The most recent press releases about innovation >>>

Die letzten 5 Focus-News des innovations-reports im Überblick:

Im Focus: Making lightweight construction suitable for series production

More and more automobile companies are focusing on body parts made of carbon fiber reinforced plastics (CFRP). However, manufacturing and repair costs must be further reduced in order to make CFRP more economical in use. Together with the Volkswagen AG and five other partners in the project HolQueSt 3D, the Laser Zentrum Hannover e.V. (LZH) has developed laser processes for the automatic trimming, drilling and repair of three-dimensional components.

Automated manufacturing processes are the basis for ultimately establishing the series production of CFRP components. In the project HolQueSt 3D, the LZH has...

Im Focus: Wonder material?

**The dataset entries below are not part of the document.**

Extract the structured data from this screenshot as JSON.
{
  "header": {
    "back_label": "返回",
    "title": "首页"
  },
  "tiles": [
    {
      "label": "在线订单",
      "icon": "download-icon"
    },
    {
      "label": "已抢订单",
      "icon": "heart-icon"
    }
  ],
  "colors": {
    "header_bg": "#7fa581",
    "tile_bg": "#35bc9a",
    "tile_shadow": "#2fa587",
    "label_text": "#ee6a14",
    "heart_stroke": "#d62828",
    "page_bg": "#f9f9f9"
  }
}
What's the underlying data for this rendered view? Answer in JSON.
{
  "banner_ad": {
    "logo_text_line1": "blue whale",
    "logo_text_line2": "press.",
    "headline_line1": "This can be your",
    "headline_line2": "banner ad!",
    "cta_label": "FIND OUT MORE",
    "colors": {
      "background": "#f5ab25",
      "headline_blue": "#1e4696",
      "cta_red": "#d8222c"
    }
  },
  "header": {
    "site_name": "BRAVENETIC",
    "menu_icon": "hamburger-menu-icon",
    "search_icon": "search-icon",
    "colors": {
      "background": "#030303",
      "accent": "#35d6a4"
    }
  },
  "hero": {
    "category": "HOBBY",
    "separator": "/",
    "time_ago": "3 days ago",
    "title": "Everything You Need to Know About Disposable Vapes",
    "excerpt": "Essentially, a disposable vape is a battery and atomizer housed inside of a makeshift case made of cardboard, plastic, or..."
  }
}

Novel nanotube structure strengthens thin films for flexible electronics

Reflecting the structure of composites found in nature and the ancient world, researchers at the University of Illinois at Urbana-Champaign have synthesized thin carbon nanotube (CNT) textiles that exhibit both high electrical conductivity and a level of toughness that is about fifty times higher than copper films, currently used in electronics.

"The structural robustness of thin metal films has significant importance for the reliable operation of smart skin and flexible electronics including...

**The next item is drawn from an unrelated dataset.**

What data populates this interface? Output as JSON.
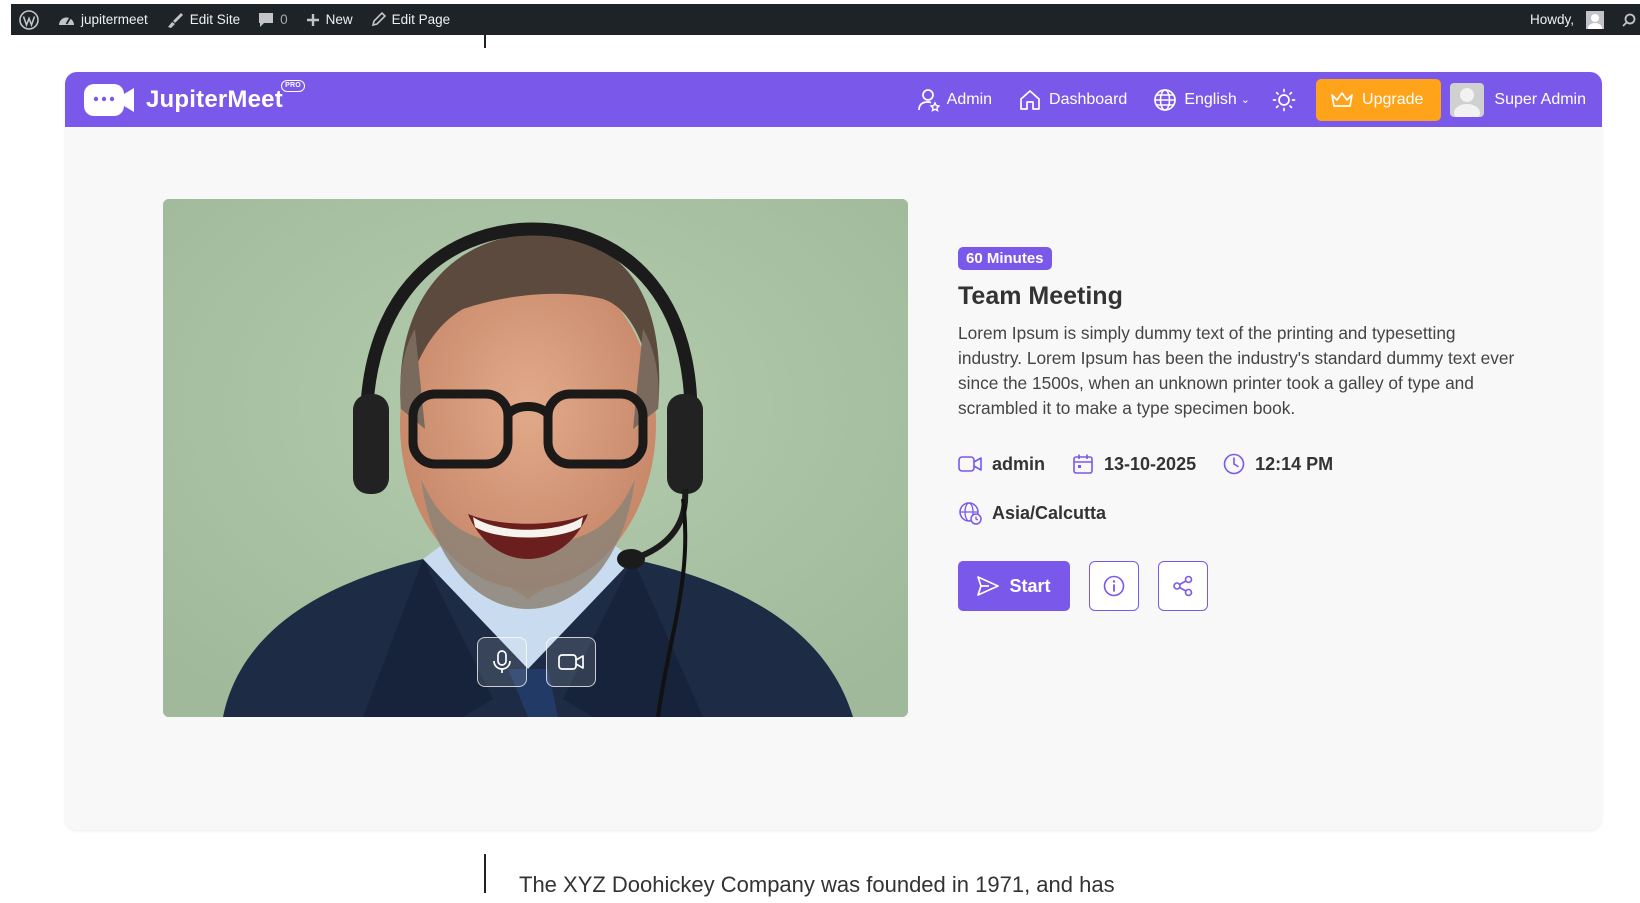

Im Focus: Deep inside Galaxy M87

The nearby, giant radio galaxy M87 hosts a supermassive black hole (BH) and is well-known for its bright jet dominating the spectrum over ten orders of magnitude in frequency. Due to its proximity, jet prominence, and the large black hole mass, M87 is the best laboratory for investigating the formation, acceleration, and collimation of relativistic jets. A research team led by Silke Britzen from the Max Planck Institute for Radio Astronomy in Bonn, Germany, has found strong indication for turbulent processes connecting the accretion disk and the jet of that galaxy providing insights into the longstanding problem of the origin of astrophysical jets.

Supermassive black holes form some of the most enigmatic phenomena in astrophysics. Their enormous energy output is supposed to be generated by the...

Im Focus: A Quantum Low Pass for Photons

Physicists in Garching observe novel quantum effect that limits the number of emitted photons.

The probability to find a certain number of photons inside a laser pulse usually corresponds to a classical distribution of independent events, the so-called...

Im Focus: Microprocessors based on a layer of just three atoms

Microprocessors based on atomically thin materials hold the promise of the evolution of traditional processors as well as new applications in the field of flexible electronics. Now, a TU Wien research team led by Thomas Müller has made a breakthrough in this field as part of an ongoing research project.

Two-dimensional materials, or 2D materials for short, are extremely versatile, although – or often more precisely because – they are made up of just one or a...

All Focus news of the innovation-report >>>

Anzeige

Anzeige

Event News

Expert meeting “Health Business Connect” will connect international medical technology companies

20.04.2017 | Event News

Wenn der Computer das Gehirn austrickst

18.04.2017 | Event News

7th International Conference on Crystalline Silicon Photovoltaics in Freiburg on April 3-5, 2017

03.04.2017 | Event News

 
Latest News

NASA examines newly formed Tropical Depression 3W in 3-D

26.04.2017 | Earth Sciences

New High-Performance Center Translational Medical Engineering

26.04.2017 | Health and Medicine

NASA's Fermi catches gamma-ray flashes from tropical storms

25.04.2017 | Physics and Astronomy

VideoLinks
B2B-VideoLinks
More VideoLinks >>>